The race for New York’s 21st Congressional district is far from settled, despite the fact that both parties have already endorsed candidates. Former two-time candidate Matt Doheny announced his bid this morning, the third Republican in the primary.
Earlier this month, 11 of the 12 Republican county chairs endorsed Elise Stefanik of Willsboro in the race for the seat being vacated by Democrat Bill Owens, who announced in January he was retiring after five years in office. Wednesday morning, Republican Matt Doheny announced he is entering the race. Doheny has run for the position twice, narrowly losing to Owens by just under 2,000 votes in 2010 in the 16,000 square mile district. Doheny says he and his family retreated to the private sector after those losses but reevaluated after Owens announcement to leave Congress. “Running against an incumbent, which obviously I did twice, is just a far, far different experience that running in an open seat in a lot of ways. First of all, Bill Owens was a quite popular cross-over Congressman, lot of Republican support. So in terms of the challenge for myself, having an open seat really makes it a different race altogether.”
Elise Stefanik was campaigning and issued a statement upon hearing of Doheny’s entry. Her email says: “I first entered this race when it was toughest - against a third-term incumbent...Over the past year, I have crisscrossed the district and worked hard to build grassroots support...I welcome the new candidates to this race and look forward to a robust discussion on the issues.”
Republican county chairs are not entirely pleased with this turn of events. Franklin County Republican Committee Chair Ray Scollin wishes Doheny had gone through the endorsement process. “I think the biggest question almost all of the chairs are going to have in the 21st for Matt is: When incumbent Bill Owens was still in the race, Stefanik was out there doing the hard work. She knew she was up against a third term incumbent. She was doing the hard work of going around and meeting the grassroots Republicans and town and county committees, as well as local business leaders and elected officials throughout the district.
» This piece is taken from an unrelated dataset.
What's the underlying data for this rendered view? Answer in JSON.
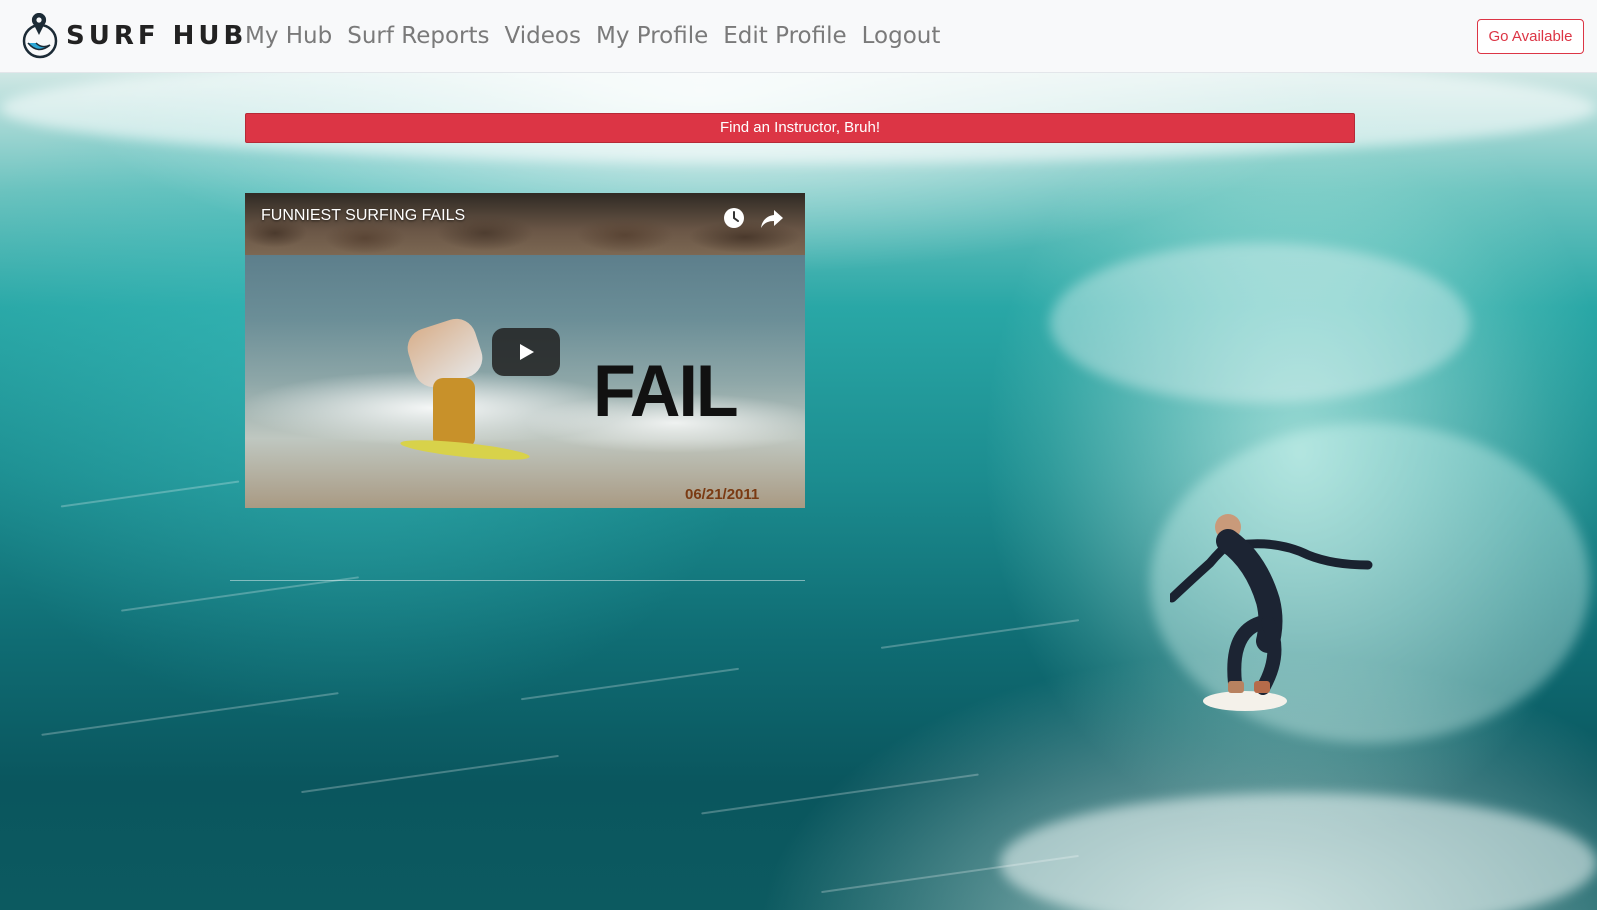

I think that’s the kind of hard work we’re going to expect from any future representatives in Washington.”
Clinton County Republican Chair Don Lee had hoped to avoid a primary. “We tried this time to not spend or waste the taxpayers money with a frivolous primary. The candidates have to spend money fighting within their party, where they actually should spend money participating against their opponents in the other party.”
But Doheny notes there would have been a primary regardless of what he does because Joe Gilbert, who lost the Republican endorsement to Stefanik, stayed in the race. “We’re just giving the voters an option”
SUNY Plattsburgh Professor of Political Science Tom Konda doesn’t see much difference between Stefanik and Doheny, but right now gives the advantage to Stefanik.. “In part because a lot of times if somebody jumps into the race last, people will sometimes hold that against them as they’re the person who made things difficult. She was there early. She made that commitment and I think a lot of people will feel that now he’s just jumping in trying to capitalize.”
Director of the Campbell Public Affairs Institute at Syracuse University’s Maxwell School Grant Reeher says 21st district Republicans must deal with a deja vu situation. “Matt Doheny and Elise Stefanik are going to end up having to define themselves and also try to define each other in terms of the split in the Republican party that’s been going on nationally. I think that’s going to hurt them as it’s hurt them in the past.”
The Watertown Daily Times is reporting that former Democratic state Senator Darrel Aubertine said he is still considering a run for the seat. The newspaper said Aubertine would not elaborate on his thoughts.